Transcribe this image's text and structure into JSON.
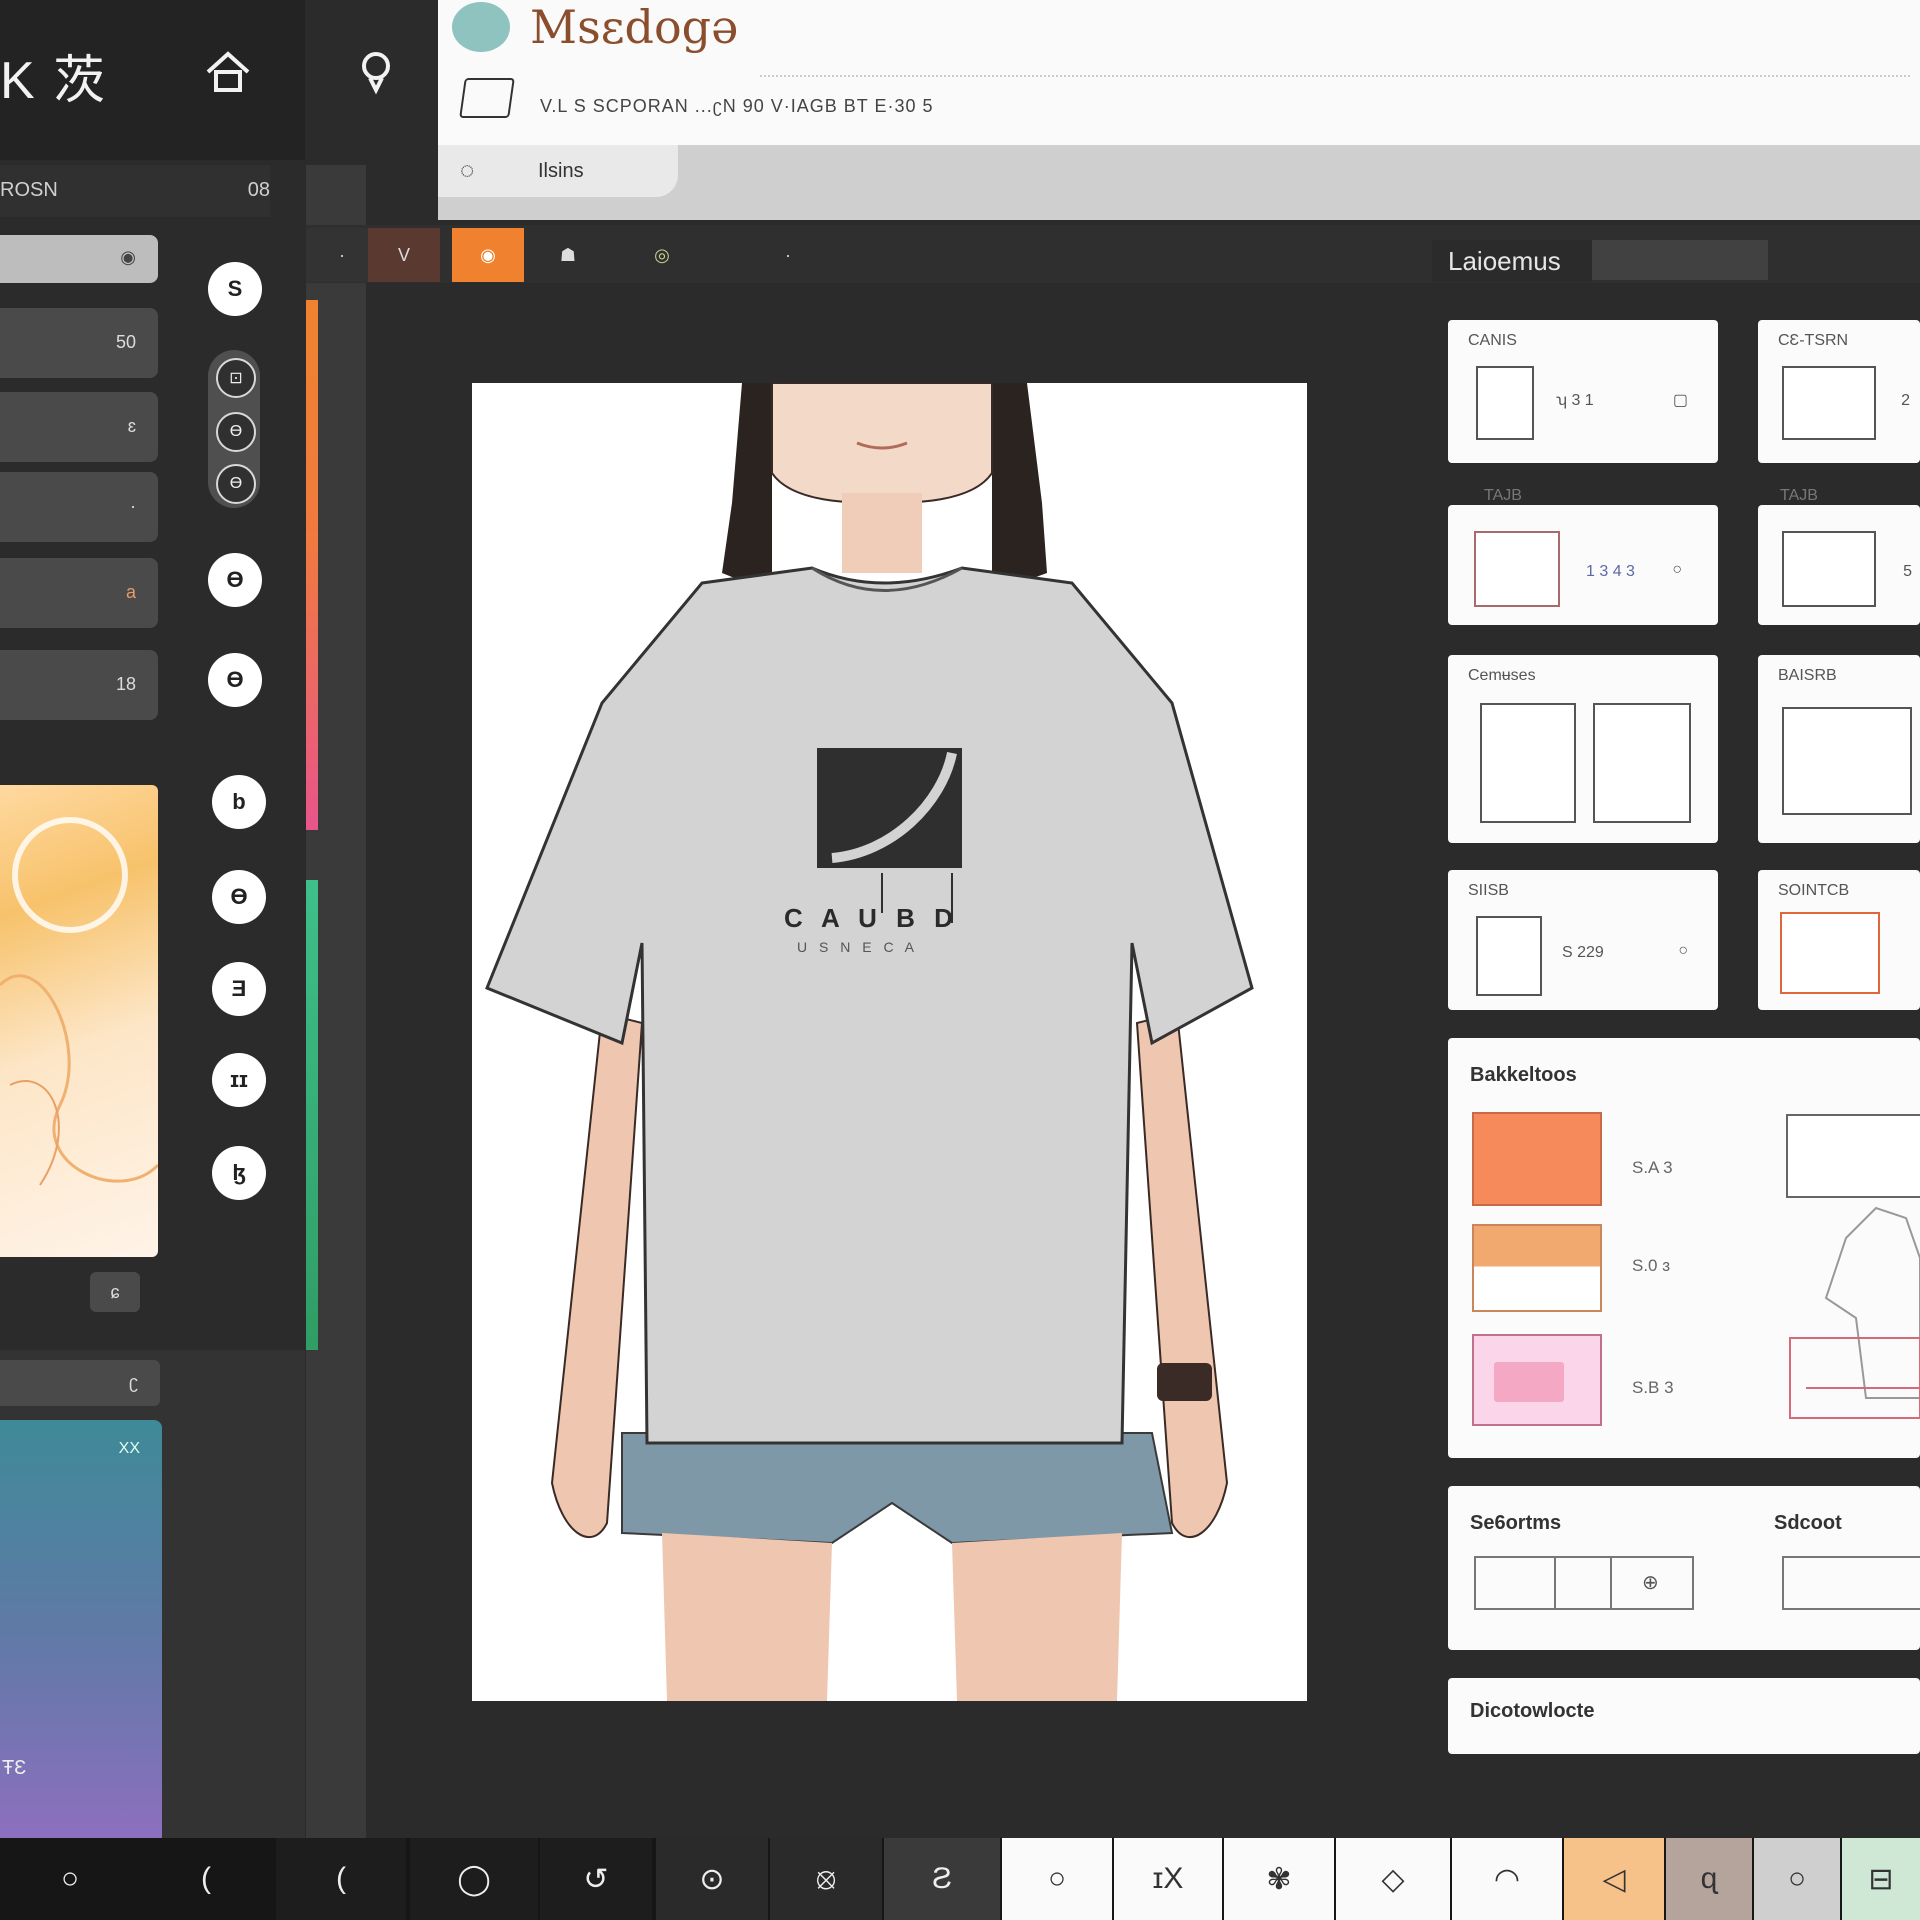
{
  "app": {
    "title": "Msɛdogə",
    "logo_icon": "brand-icon"
  },
  "header": {
    "subtitle": "V.L  S SCPORAN  ...ʗN  90  V·IAGB BT  E·30 5",
    "tab_label": "Ilsins"
  },
  "left": {
    "title": "K 茨",
    "sub_label": "ROSN",
    "sub_right": "08",
    "layers": [
      {
        "val": ""
      },
      {
        "val": "50"
      },
      {
        "val": "ɛ"
      },
      {
        "val": "·"
      },
      {
        "val": "a"
      },
      {
        "val": "18"
      }
    ],
    "circle_buttons": [
      "S",
      "Ɵ",
      "Ɵ",
      "b",
      "Ɵ",
      "Ǝ",
      "ɪɪ",
      "ɮ"
    ],
    "pill_dots": [
      "⊡",
      "Ɵ",
      "Ɵ"
    ],
    "small_btn": "ɕ",
    "lower_icon": "ʗ",
    "grad_top": "XX",
    "grad_bottom": "ŦƐ"
  },
  "toolbar": {
    "buttons": [
      "·",
      "V",
      "◉",
      "☗",
      "◎",
      "·"
    ],
    "panel_label": "Laioemus"
  },
  "right_panel": {
    "cards": [
      {
        "title": "CANIS",
        "meta": "ʮ 3 1"
      },
      {
        "title": "CƐ-TSRN",
        "meta": "2"
      },
      {
        "title": "TAJB",
        "meta": "1 3 4 3"
      },
      {
        "title": "TAJB",
        "meta": "5"
      },
      {
        "title": "Cemʉses",
        "meta": ""
      },
      {
        "title": "BAISRB",
        "meta": ""
      },
      {
        "title": "SIISB",
        "meta": "S 229"
      },
      {
        "title": "SOINTCB",
        "meta": ""
      }
    ],
    "swatches_title": "Bakkeltoos",
    "swatches": [
      {
        "label": "S.A 3",
        "color": "#f68a5a"
      },
      {
        "label": "S.0 ɜ",
        "color": "#f2a96f"
      },
      {
        "label": "S.B 3",
        "color": "#f9c3dd"
      }
    ],
    "section2_title": "Se6ortms",
    "section2_right": "Sdcoot",
    "section3_title": "Dicotowlocte"
  },
  "shirt": {
    "logo_text": "C A U  B D",
    "logo_sub": "U S N E C A"
  },
  "bottom_bar": {
    "items": [
      "○",
      "(",
      "(",
      "◯",
      "↺",
      "⊙",
      "⦻",
      "Ƨ",
      "○",
      "ɪX",
      "✾",
      "◇",
      "◠",
      "◁",
      "ɋ",
      "○",
      "⊟"
    ]
  },
  "colors": {
    "accent": "#f0822f",
    "panel_dark": "#2b2b2c",
    "card_bg": "#fbfbfb"
  }
}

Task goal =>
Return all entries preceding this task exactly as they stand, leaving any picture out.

Expected answer =>
Transcribe this image's text and structure into JSON.
{
  "app": {
    "title": "Msɛdogə",
    "logo_icon": "brand-icon"
  },
  "header": {
    "subtitle": "V.L  S SCPORAN  ...ʗN  90  V·IAGB BT  E·30 5",
    "tab_label": "Ilsins"
  },
  "left": {
    "title": "K 茨",
    "sub_label": "ROSN",
    "sub_right": "08",
    "layers": [
      {
        "val": ""
      },
      {
        "val": "50"
      },
      {
        "val": "ɛ"
      },
      {
        "val": "·"
      },
      {
        "val": "a"
      },
      {
        "val": "18"
      }
    ],
    "circle_buttons": [
      "S",
      "Ɵ",
      "Ɵ",
      "b",
      "Ɵ",
      "Ǝ",
      "ɪɪ",
      "ɮ"
    ],
    "pill_dots": [
      "⊡",
      "Ɵ",
      "Ɵ"
    ],
    "small_btn": "ɕ",
    "lower_icon": "ʗ",
    "grad_top": "XX",
    "grad_bottom": "ŦƐ"
  },
  "toolbar": {
    "buttons": [
      "·",
      "V",
      "◉",
      "☗",
      "◎",
      "·"
    ],
    "panel_label": "Laioemus"
  },
  "right_panel": {
    "cards": [
      {
        "title": "CANIS",
        "meta": "ʮ 3 1"
      },
      {
        "title": "CƐ-TSRN",
        "meta": "2"
      },
      {
        "title": "TAJB",
        "meta": "1 3 4 3"
      },
      {
        "title": "TAJB",
        "meta": "5"
      },
      {
        "title": "Cemʉses",
        "meta": ""
      },
      {
        "title": "BAISRB",
        "meta": ""
      },
      {
        "title": "SIISB",
        "meta": "S 229"
      },
      {
        "title": "SOINTCB",
        "meta": ""
      }
    ],
    "swatches_title": "Bakkeltoos",
    "swatches": [
      {
        "label": "S.A 3",
        "color": "#f68a5a"
      },
      {
        "label": "S.0 ɜ",
        "color": "#f2a96f"
      },
      {
        "label": "S.B 3",
        "color": "#f9c3dd"
      }
    ],
    "section2_title": "Se6ortms",
    "section2_right": "Sdcoot",
    "section3_title": "Dicotowlocte"
  },
  "shirt": {
    "logo_text": "C A U  B D",
    "logo_sub": "U S N E C A"
  },
  "bottom_bar": {
    "items": [
      "○",
      "(",
      "(",
      "◯",
      "↺",
      "⊙",
      "⦻",
      "Ƨ",
      "○",
      "ɪX",
      "✾",
      "◇",
      "◠",
      "◁",
      "ɋ",
      "○",
      "⊟"
    ]
  },
  "colors": {
    "accent": "#f0822f",
    "panel_dark": "#2b2b2c",
    "card_bg": "#fbfbfb"
  }
}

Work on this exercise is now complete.